After retrieving the bag everyone else gets their wetsuits on, and we lounge out for a while as we’ve earned it a bit. However I’m very anxious to get moving through these potholes, so much so that I hardly eat or hydrate and don’t feel compelled to put on my fleece (maybe I was kind of tired it seems). Eventually, I grow impatient and get through the first couple on my own, passing the first high on the left wall instead of risking what looked to be a nice, safe, semi short jump. I would often lower myself with my pack and daisy as a counterweight hand line into the hole, then swim, wade, and beached–whale out the backside.

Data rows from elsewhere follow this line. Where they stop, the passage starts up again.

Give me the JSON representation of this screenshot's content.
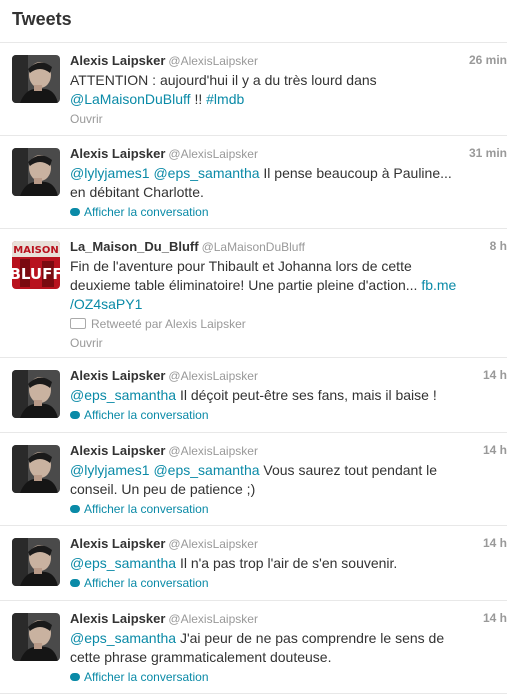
{
  "header": {
    "title": "Tweets"
  },
  "tweets": [
    {
      "name": "Alexis Laipsker",
      "handle": "@AlexisLaipsker",
      "time": "26 min",
      "line1": [
        {
          "t": "ATTENTION : aujourd'hui il y a du très lourd dans"
        }
      ],
      "line2": [
        {
          "t": "@LaMaisonDuBluff",
          "l": true
        },
        {
          "t": " !! "
        },
        {
          "t": "#lmdb",
          "l": true
        }
      ],
      "action": "Ouvrir",
      "avatar": "person"
    },
    {
      "name": "Alexis Laipsker",
      "handle": "@AlexisLaipsker",
      "time": "31 min",
      "line1": [
        {
          "t": "@lylyjames1",
          "l": true
        },
        {
          "t": " "
        },
        {
          "t": "@eps_samantha",
          "l": true
        },
        {
          "t": " Il pense beaucoup à Pauline..."
        }
      ],
      "line2": [
        {
          "t": "en débitant Charlotte."
        }
      ],
      "conversation": "Afficher la conversation",
      "avatar": "person"
    },
    {
      "name": "La_Maison_Du_Bluff",
      "handle": "@LaMaisonDuBluff",
      "time": "8 h",
      "line1": [
        {
          "t": "Fin de l'aventure pour Thibault et Johanna lors de cette"
        }
      ],
      "line2": [
        {
          "t": "deuxieme table éliminatoire! Une partie pleine d'action... "
        },
        {
          "t": "fb.me",
          "l": true
        }
      ],
      "line3": [
        {
          "t": "/OZ4saPY1",
          "l": true
        }
      ],
      "retweet": "Retweeté par Alexis Laipsker",
      "action": "Ouvrir",
      "avatar": "logo",
      "logo_text": [
        "MAISON",
        "BLUFF"
      ]
    },
    {
      "name": "Alexis Laipsker",
      "handle": "@AlexisLaipsker",
      "time": "14 h",
      "line1": [
        {
          "t": "@eps_samantha",
          "l": true
        },
        {
          "t": " Il déçoit peut-être ses fans, mais il baise !"
        }
      ],
      "conversation": "Afficher la conversation",
      "avatar": "person"
    },
    {
      "name": "Alexis Laipsker",
      "handle": "@AlexisLaipsker",
      "time": "14 h",
      "line1": [
        {
          "t": "@lylyjames1",
          "l": true
        },
        {
          "t": " "
        },
        {
          "t": "@eps_samantha",
          "l": true
        },
        {
          "t": " Vous saurez tout pendant le"
        }
      ],
      "line2": [
        {
          "t": "conseil. Un peu de patience ;)"
        }
      ],
      "conversation": "Afficher la conversation",
      "avatar": "person"
    },
    {
      "name": "Alexis Laipsker",
      "handle": "@AlexisLaipsker",
      "time": "14 h",
      "line1": [
        {
          "t": "@eps_samantha",
          "l": true
        },
        {
          "t": " Il n'a pas trop l'air de s'en souvenir."
        }
      ],
      "conversation": "Afficher la conversation",
      "avatar": "person"
    },
    {
      "name": "Alexis Laipsker",
      "handle": "@AlexisLaipsker",
      "time": "14 h",
      "line1": [
        {
          "t": "@eps_samantha",
          "l": true
        },
        {
          "t": " J'ai peur de ne pas comprendre le sens de"
        }
      ],
      "line2": [
        {
          "t": "cette phrase grammaticalement douteuse."
        }
      ],
      "conversation": "Afficher la conversation",
      "avatar": "person"
    }
  ]
}
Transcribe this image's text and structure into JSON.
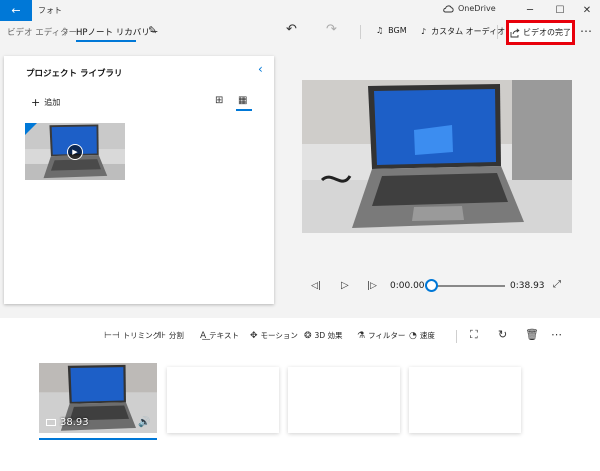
{
  "titlebar": {
    "app_title": "フォト",
    "onedrive_label": "OneDrive"
  },
  "toolbar": {
    "breadcrumb_root": "ビデオ エディター",
    "breadcrumb_separator": "〉",
    "project_name": "HPノート リカバリー",
    "bgm_label": "BGM",
    "custom_audio_label": "カスタム オーディオ",
    "finish_video_label": "ビデオの完了",
    "highlight_color": "#e8000b"
  },
  "library": {
    "title": "プロジェクト ライブラリ",
    "add_label": "追加"
  },
  "playback": {
    "current_time": "0:00.00",
    "total_time": "0:38.93",
    "progress": 0
  },
  "storyboard": {
    "tools": {
      "trim": "トリミング",
      "split": "分割",
      "text": "テキスト",
      "motion": "モーション",
      "effects_3d": "3D 効果",
      "filter": "フィルター",
      "speed": "速度"
    },
    "clips": [
      {
        "duration": "38.93"
      }
    ]
  },
  "colors": {
    "accent": "#0078d7"
  }
}
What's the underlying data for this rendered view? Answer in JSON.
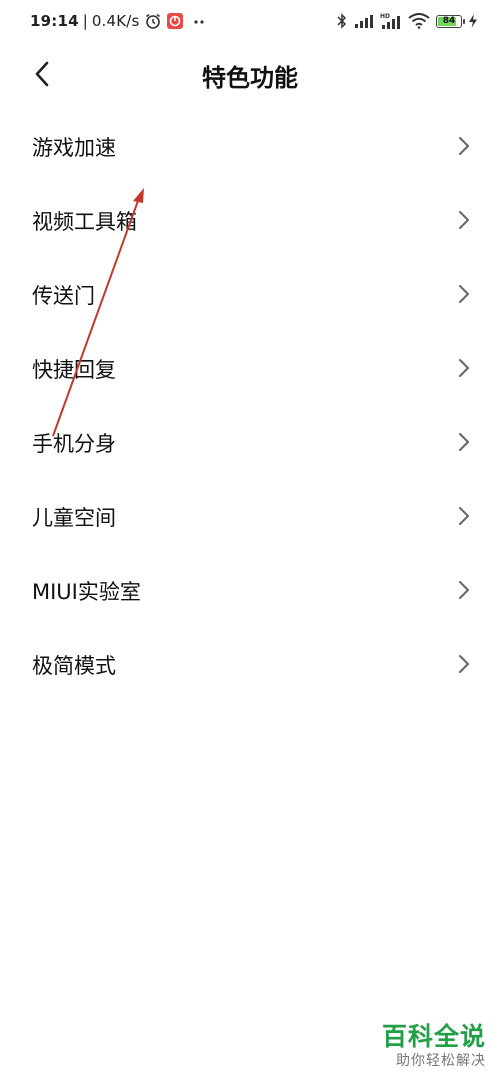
{
  "status_bar": {
    "time": "19:14",
    "separator": "|",
    "net_speed": "0.4K/s",
    "battery_level": "84",
    "battery_fill_fraction": 0.84,
    "icons": [
      "alarm-icon",
      "app-notification-icon",
      "more-dots-icon",
      "bluetooth-icon",
      "signal-icon",
      "hd-signal-icon",
      "wifi-icon",
      "battery-icon",
      "charging-icon"
    ],
    "accent_color": "#74d65a"
  },
  "header": {
    "title": "特色功能",
    "back_icon": "chevron-left-icon"
  },
  "menu": {
    "items": [
      {
        "label": "游戏加速"
      },
      {
        "label": "视频工具箱"
      },
      {
        "label": "传送门"
      },
      {
        "label": "快捷回复"
      },
      {
        "label": "手机分身"
      },
      {
        "label": "儿童空间"
      },
      {
        "label": "MIUI实验室"
      },
      {
        "label": "极简模式"
      }
    ],
    "item_icon": "chevron-right-icon"
  },
  "annotation": {
    "color": "#c0392b",
    "icon": "arrow-annotation-icon"
  },
  "watermark": {
    "brand": "百科全说",
    "slogan": "助你轻松解决",
    "brand_color": "#23a047"
  }
}
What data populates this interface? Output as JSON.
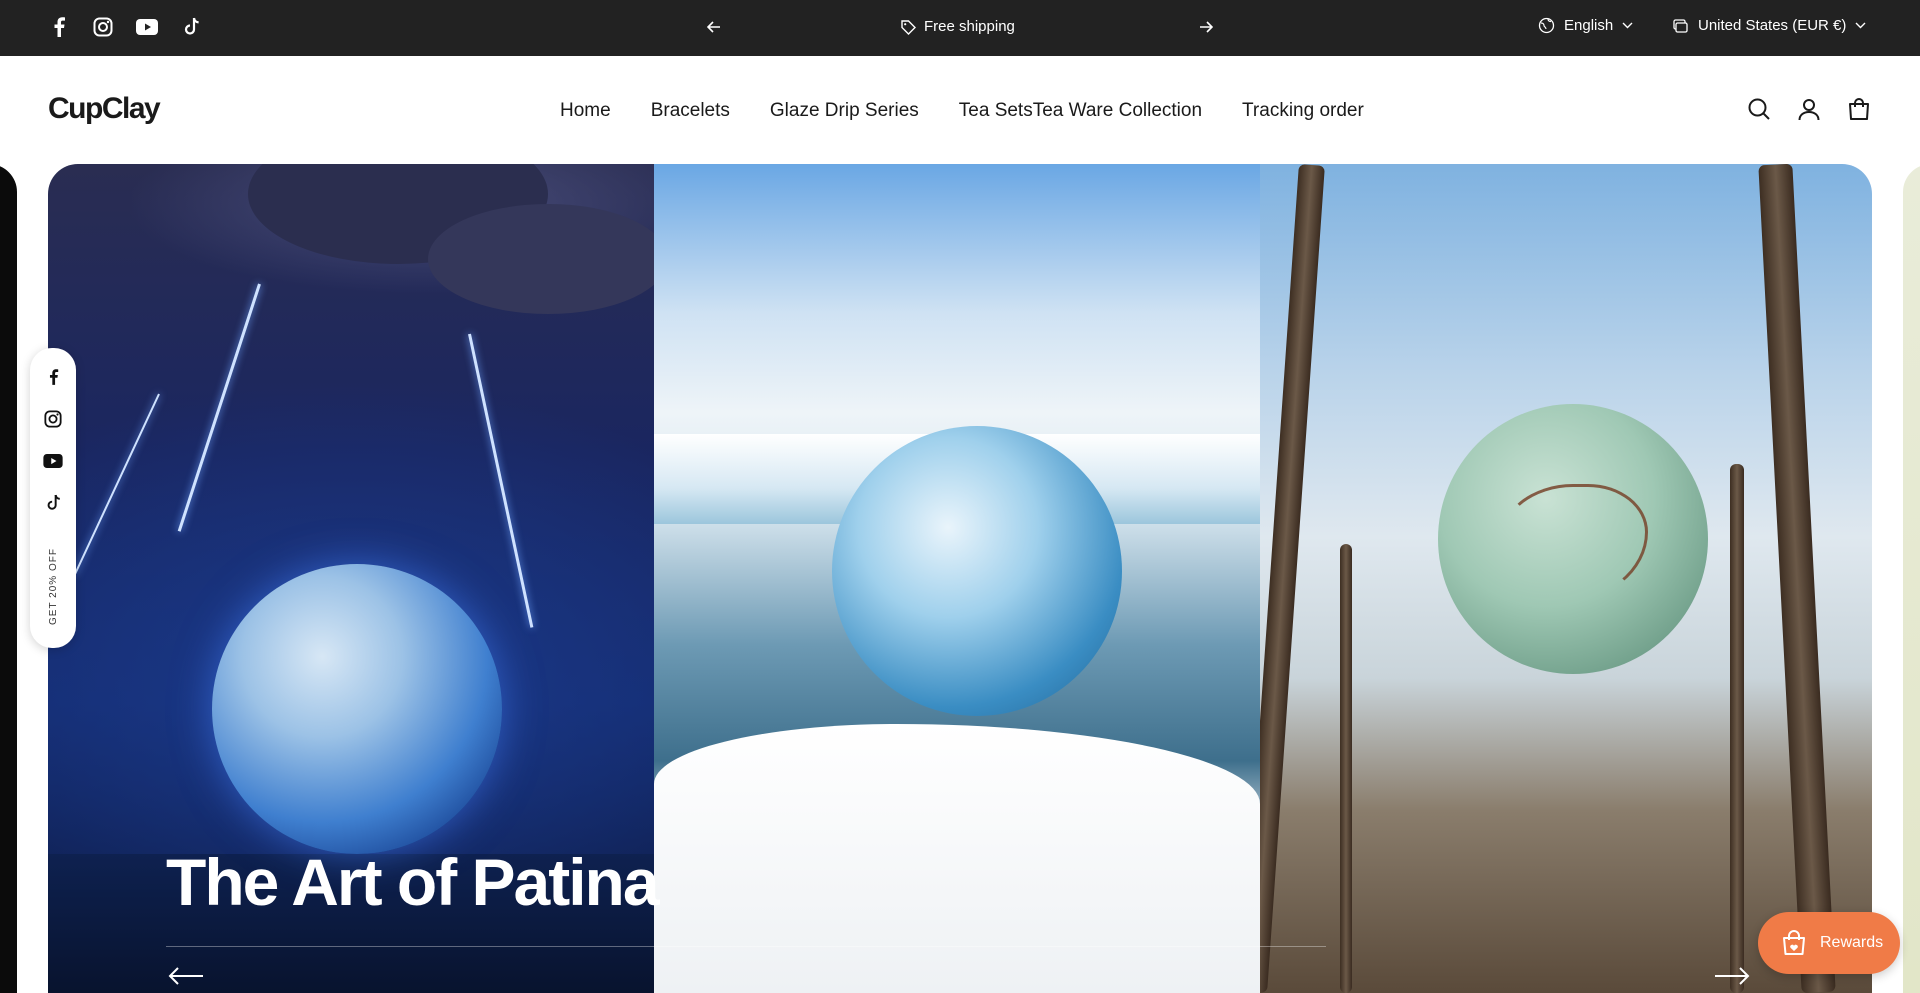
{
  "announcement": {
    "text": "Free shipping",
    "icon": "tag-icon",
    "prev_icon": "arrow-left-icon",
    "next_icon": "arrow-right-icon"
  },
  "topbar_socials": [
    "facebook-icon",
    "instagram-icon",
    "youtube-icon",
    "tiktok-icon"
  ],
  "localization": {
    "language": "English",
    "country": "United States (EUR €)"
  },
  "header": {
    "logo": "CupClay",
    "nav": [
      "Home",
      "Bracelets",
      "Glaze Drip Series",
      "Tea SetsTea Ware Collection",
      "Tracking order"
    ],
    "icons": [
      "search-icon",
      "account-icon",
      "cart-icon"
    ]
  },
  "hero": {
    "title": "The Art of Patina",
    "panels": [
      "storm",
      "glacier",
      "forest"
    ]
  },
  "floating_social": {
    "icons": [
      "facebook-icon",
      "instagram-icon",
      "youtube-icon",
      "tiktok-icon"
    ],
    "promo": "GET 20% OFF"
  },
  "rewards": {
    "label": "Rewards"
  },
  "colors": {
    "topbar_bg": "#222222",
    "rewards_bg": "#f07b47",
    "text": "#1a1a1a"
  }
}
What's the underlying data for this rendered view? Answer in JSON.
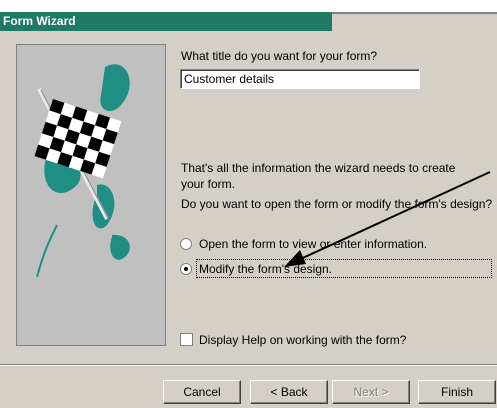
{
  "window": {
    "title": "Form Wizard",
    "accent": "#1e7a63",
    "face": "#d4d0c8"
  },
  "question_title": "What title do you want for your form?",
  "title_value": "Customer details",
  "info_text": "That's all the information the wizard needs to create your form.",
  "question_open": "Do you want to open the form or modify the form's design?",
  "options": [
    {
      "label": "Open the form to view or enter information.",
      "selected": false
    },
    {
      "label": "Modify the form's design.",
      "selected": true
    }
  ],
  "help_checkbox": {
    "label": "Display Help on working with the form?",
    "checked": false
  },
  "buttons": {
    "cancel": "Cancel",
    "back": "< Back",
    "next": "Next >",
    "finish": "Finish"
  },
  "icons": {
    "picture": "checkered-flag-icon",
    "annotation": "arrow-annotation"
  }
}
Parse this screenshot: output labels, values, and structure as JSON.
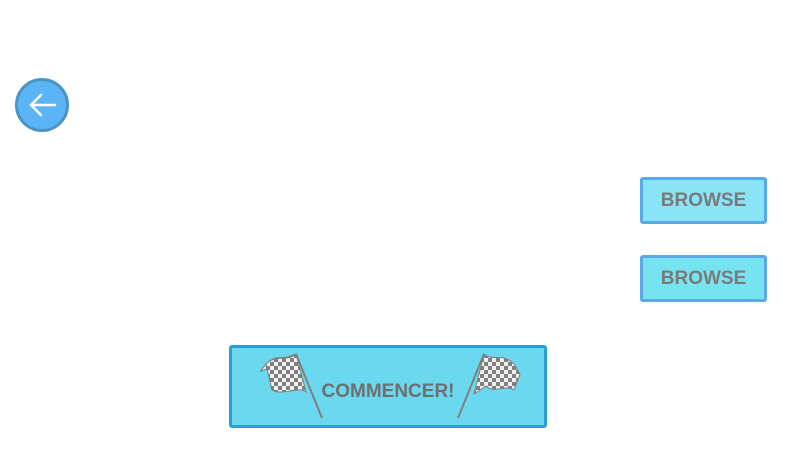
{
  "navigation": {
    "back_icon": "arrow-left-icon"
  },
  "browse_buttons": [
    {
      "label": "BROWSE"
    },
    {
      "label": "BROWSE"
    }
  ],
  "start_button": {
    "label": "COMMENCER!",
    "icon_left": "checkered-flag-icon",
    "icon_right": "checkered-flag-icon"
  },
  "colors": {
    "back_fill": "#5ab4f5",
    "browse_fill": "#88e4f6",
    "start_fill": "#6ad8ef",
    "start_border": "#2a9fd4",
    "text": "#7a7a7a"
  }
}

On one of them, I tried to do a pack–toss to aid in getting out, but the pack just got in my way.

I come to a nice place to stop in the sun and wait for the others to get moving. I’m just dying to get a move on so, once Landon is ready, I take off through the next couple in the same fashion. I manage to work through all the potholes and downclimbs on my own and, next thing I know, I’m at the final drop and only real keeper of the whole canyon, in my honest opinion. I wait for the rope to arrive and then head off down into the hole that seemed totally avoidable. The anchor is a perfectly located natural bridge–type deal. I get cocky and say, “You call this a keeper???” right as I come close to even with the opposing lip. It didn’t look too bad, but my depth perception was off from this vantage point.

The plan was to toss my pack with my webbing over the opposing lip and down the final drop to assist in climbing back out should I fail to do so on my own. I tie off my belay and give the pack a couple girly tosses. I get made fun of and make a manly throw clear over the lip. I then proceed into the hole. I find it impossible to climb back out so I fold and go for the webbing/pack counterweight. I end up hauling the sucker all the way back up onto the lip!


In hindsight, I could have gone down into the hole and filled my empty water bottles with pothole water for weight, then climbed back up the rope with the belay device attached, pulling up slack and tying off at the lip again, with my pack down in the hole with webbing attached. I would then pull it back up, toss it with the needed added weight, and hopefully succeed. Also my webbing wasn’t long enough and came taut before the pack touched down.

Anyway, Aaron came down to my rescue and boosted me up in his hands. It wasn’t enough, so I step up onto his shoulder. I then desperately fight to jump off and stem up and out after an extended stand and problem solving effort. I almost peeled shortly after getting off of his shoulder begging for ‘a little boost.’ Luckily he complied and I fought hard and made it—just barely! I waited and helped him out and we re-rigged the ropes so I could go all the way down (we still had to tie the 2 ropes together). I’m on the ground before long and, next thing I know, we are all down! It’s a done deal! Hell yea!


We’ve made good time (even though we wasted 2 hours in the easy bottom section) and feel like relaxing a little. But Steve insists, “Car–to–car time is important too. We can still shoot for 10 hours if we don’t mess around too much,” he says. I feel semi–reluctant as I’m sure we all do, but we understand and comply fully after a little breather. We arrived back at the car with a time of 9 hours 51 minutes car–to–car!

This was a hell of a canyon, I was glad to finally have an on day. I feel this was perhaps my favorite canyon yet to date—I’m sure I’ll be back.

June 3, 2010

Tales of Long Branch & PINTAC:
  PINTAC • Nat Smale
  Long Branch • Nat Smale
  A Hardest Day & a Favorite Canyon • Jason Kaplan
  PINTAC in 1996 Letter • Steve Allen
  PINTAC in 1997 Letter • Steve Allen

 tales  ‹›  new 

© 2010 Jason Kaplan